Hosnieh Sattar (PhD Student)

MSc Hosnieh Sattar

Address
Max-Planck-Institut für Informatik
Saarland Informatics Campus
Campus E1 4
66123 Saarbrücken
Location
E1 4 - Room 626
Phone
+49 681 9325 1208
Fax
+49 681 9325 2099
Email
Get email via email

Personal Information

 

Research Interests

  • Machine Learning and Pattern Recognition
  • Eye Tracking and Visual Cognition
  • Image Analysis and Computer vision
  • Human-Computer Interaction

 

Education

  • 2015–present, Ph.D. student in Computer Science, Max Planck Institute for Informatics
  • 2014, M.Sc. in Visual Computing, Saarland University
  • 2011, B.Sc. in Biomedical Engineering, Islamic Azad University of Mashhad

Teaching

  • PDE and Boundary Value Problems, Saarland University, (Dr. Darya Apushkinskaya, 2013/14)

Research Projects

 

Publications
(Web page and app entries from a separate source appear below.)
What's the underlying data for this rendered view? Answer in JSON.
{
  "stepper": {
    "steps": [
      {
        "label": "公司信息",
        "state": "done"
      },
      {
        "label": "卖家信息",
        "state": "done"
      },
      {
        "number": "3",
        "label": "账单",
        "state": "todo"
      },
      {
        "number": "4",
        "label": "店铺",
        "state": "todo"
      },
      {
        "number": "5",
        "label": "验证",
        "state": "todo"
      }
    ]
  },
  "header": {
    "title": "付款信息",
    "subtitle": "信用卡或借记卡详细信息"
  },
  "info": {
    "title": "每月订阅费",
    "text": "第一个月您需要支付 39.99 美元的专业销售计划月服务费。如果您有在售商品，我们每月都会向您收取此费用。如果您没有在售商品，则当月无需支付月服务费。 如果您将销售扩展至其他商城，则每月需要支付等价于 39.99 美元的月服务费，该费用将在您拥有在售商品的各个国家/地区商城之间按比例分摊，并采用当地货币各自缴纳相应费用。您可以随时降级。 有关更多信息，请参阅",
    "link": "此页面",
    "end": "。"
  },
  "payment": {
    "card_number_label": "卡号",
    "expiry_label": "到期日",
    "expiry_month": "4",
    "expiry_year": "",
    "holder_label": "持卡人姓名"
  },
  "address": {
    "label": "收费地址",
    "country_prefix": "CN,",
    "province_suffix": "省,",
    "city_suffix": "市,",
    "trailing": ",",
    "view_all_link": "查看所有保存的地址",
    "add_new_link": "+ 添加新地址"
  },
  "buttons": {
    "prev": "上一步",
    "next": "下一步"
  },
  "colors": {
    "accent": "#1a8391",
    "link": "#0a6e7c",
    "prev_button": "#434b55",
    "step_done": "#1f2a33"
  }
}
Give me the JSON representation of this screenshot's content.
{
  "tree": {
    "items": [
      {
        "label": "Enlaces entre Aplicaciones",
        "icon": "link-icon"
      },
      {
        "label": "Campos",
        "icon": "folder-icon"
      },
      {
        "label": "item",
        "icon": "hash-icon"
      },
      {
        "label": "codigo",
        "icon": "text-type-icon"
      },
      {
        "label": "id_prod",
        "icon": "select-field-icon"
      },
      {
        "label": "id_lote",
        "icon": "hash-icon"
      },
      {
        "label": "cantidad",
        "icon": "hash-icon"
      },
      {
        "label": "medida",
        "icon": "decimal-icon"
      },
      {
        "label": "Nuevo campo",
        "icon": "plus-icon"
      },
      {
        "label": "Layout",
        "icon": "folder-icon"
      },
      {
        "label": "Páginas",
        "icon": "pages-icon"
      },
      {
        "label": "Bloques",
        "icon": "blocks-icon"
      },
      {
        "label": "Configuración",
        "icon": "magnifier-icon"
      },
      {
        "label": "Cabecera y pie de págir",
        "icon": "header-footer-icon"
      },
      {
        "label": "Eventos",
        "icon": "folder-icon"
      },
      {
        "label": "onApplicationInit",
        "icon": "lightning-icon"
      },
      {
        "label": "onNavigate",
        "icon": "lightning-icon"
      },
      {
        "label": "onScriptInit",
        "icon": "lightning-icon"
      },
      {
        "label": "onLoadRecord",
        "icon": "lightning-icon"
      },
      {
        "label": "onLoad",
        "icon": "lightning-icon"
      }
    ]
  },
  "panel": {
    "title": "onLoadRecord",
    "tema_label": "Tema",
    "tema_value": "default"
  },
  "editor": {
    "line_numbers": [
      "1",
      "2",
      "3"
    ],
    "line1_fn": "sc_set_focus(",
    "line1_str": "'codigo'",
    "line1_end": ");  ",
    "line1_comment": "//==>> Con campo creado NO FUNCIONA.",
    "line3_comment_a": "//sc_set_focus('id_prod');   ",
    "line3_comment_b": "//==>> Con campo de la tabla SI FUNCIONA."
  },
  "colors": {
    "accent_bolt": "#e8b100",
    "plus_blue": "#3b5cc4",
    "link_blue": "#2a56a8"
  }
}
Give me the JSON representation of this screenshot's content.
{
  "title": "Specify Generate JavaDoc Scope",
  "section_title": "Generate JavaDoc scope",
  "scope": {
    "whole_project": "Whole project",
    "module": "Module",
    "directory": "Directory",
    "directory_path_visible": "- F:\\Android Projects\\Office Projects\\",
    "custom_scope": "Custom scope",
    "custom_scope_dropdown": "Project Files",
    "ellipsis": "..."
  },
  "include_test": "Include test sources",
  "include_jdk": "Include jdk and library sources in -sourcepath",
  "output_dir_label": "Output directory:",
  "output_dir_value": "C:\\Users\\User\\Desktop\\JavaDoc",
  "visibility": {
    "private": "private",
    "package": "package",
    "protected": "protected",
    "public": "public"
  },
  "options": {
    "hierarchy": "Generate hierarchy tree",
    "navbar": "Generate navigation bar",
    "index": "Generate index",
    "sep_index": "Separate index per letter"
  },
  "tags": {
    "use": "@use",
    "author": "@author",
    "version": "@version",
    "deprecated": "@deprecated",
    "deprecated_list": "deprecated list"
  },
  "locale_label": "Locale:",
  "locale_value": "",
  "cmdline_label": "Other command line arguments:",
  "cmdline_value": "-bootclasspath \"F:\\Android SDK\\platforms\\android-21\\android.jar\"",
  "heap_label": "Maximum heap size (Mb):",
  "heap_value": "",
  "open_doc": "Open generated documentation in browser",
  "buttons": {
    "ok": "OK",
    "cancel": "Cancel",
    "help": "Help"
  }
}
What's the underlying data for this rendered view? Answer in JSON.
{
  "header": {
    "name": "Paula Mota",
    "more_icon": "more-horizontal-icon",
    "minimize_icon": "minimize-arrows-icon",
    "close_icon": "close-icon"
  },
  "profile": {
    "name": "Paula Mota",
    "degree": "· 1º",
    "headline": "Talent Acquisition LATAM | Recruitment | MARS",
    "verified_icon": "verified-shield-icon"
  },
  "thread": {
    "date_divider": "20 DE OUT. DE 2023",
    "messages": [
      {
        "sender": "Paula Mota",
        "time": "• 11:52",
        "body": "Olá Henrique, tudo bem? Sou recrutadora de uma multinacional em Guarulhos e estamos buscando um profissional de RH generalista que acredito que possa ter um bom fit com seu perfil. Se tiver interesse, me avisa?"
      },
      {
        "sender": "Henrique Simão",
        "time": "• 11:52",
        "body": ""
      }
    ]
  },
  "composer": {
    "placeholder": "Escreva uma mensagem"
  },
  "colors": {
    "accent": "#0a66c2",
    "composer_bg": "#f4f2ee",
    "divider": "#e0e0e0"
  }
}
2017
Predicting the Category and Attributes of Mental Pictures Using Deep Gaze Pooling
H. Sattar, A. Bulling and M. Fritz
Mutual Benefits of Cognitive and Computer Vision (MBCC @ICCV 2017), 2017
(Accepted/in press)
Abstract
Previous work focused on predicting visual search targets from human fixations but, in the real world, a specific target is often not known, e.g. when searching for a present for a friend. In this work we instead study the problem of predicting the mental picture, i.e. only an abstract idea instead of a specific target. This task is significantly more challenging given that mental pictures of the same target category can vary widely depending on personal biases, and given that characteristic target attributes can often not be verbalised explicitly. We instead propose to use gaze information as implicit information on users' mental picture and present a novel gaze pooling layer to seamlessly integrate semantic and localized fixation information into a deep image representation. We show that we can robustly predict both the mental picture's category as well as attributes on a novel dataset containing fixation data of 14 users searching for targets on a subset of the DeepFahion dataset. Our results have important implications for future search interfaces and suggest deep gaze pooling as a general-purpose approach for gaze-supported computer vision systems.
Visual Decoding of Targets During Visual Search From Human Eye Fixations
H. Sattar, M. Fritz and A. Bulling
Technical Report, 2017
(arXiv: 1706.05993)
Abstract
What does human gaze reveal about a users' intents and to which extend can these intents be inferred or even visualized? Gaze was proposed as an implicit source of information to predict the target of visual search and, more recently, to predict the object class and attributes of the search target. In this work, we go one step further and investigate the feasibility of combining recent advances in encoding human gaze information using deep convolutional neural networks with the power of generative image models to visually decode, i.e. create a visual representation of, the search target. Such visual decoding is challenging for two reasons: 1) the search target only resides in the user's mind as a subjective visual pattern, and can most often not even be described verbally by the person, and 2) it is, as of yet, unclear if gaze fixations contain sufficient information for this task at all. We show, for the first time, that visual representations of search targets can indeed be decoded only from human gaze fixations. We propose to first encode fixations into a semantic representation and then decode this representation into an image. We evaluate our method on a recent gaze dataset of 14 participants searching for clothing in image collages and validate the model's predictions using two human studies. Our results show that 62% (Chance level = 10%) of the time users were able to select the categories of the decoded image right. In our second studies we show the importance of a local gaze encoding for decoding visual search targets of user
2015
Prediction of Search Targets from Fixations in Open-world Settings
H. Sattar, S. Müller, M. Fritz and A. Bulling
IEEE Conference on Computer Vision and Pattern Recognition (CVPR 2015), 2015